Integrated pest management (IPM) is an ecologically based pest management strategy that provides long-term management of pest problems with minimum impact on human health, the environment and non-target organisms. IPM programs are educationally based and focus on our knowledge of pest biology and its relationship within the environment.
Management techniques often used as part of an IPM program include improving hygiene standards, use of pest exclusion methods, habitat manipulation, encouraging naturally occurring biological control, use of alternate plant species or varieties resistant to pests, selection of target specific pesticides which are classed as reduced-risk options.

IPM steps include:

  • Pest identification and establishing useful biological information about the organism.
  • Monitoring and use of threshold action levels. Many organisms do not achieve pest status unless large numbers are present.
  • If necessary take action. After considering what the suspected pest organism actually is, where it is occurring and how many there are, the organism may no longer be considered to have a pest status. If the organism is found to have a pest status then ecologically sound management methods are employed to reduce the pest population levels below threshold levels.

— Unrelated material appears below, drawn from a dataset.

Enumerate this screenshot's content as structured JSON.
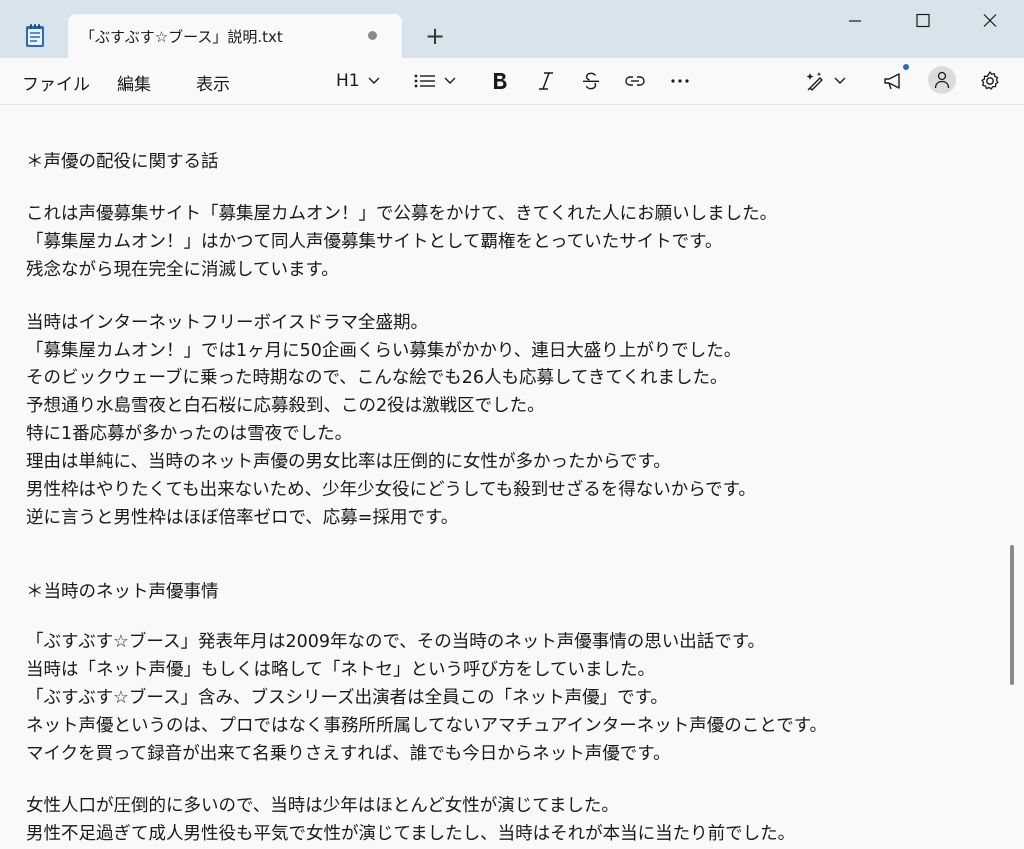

For more information on IPM in schools and child care facilities, and to share this information with school administrators or pest management professionals, please view Introduction to School IPM.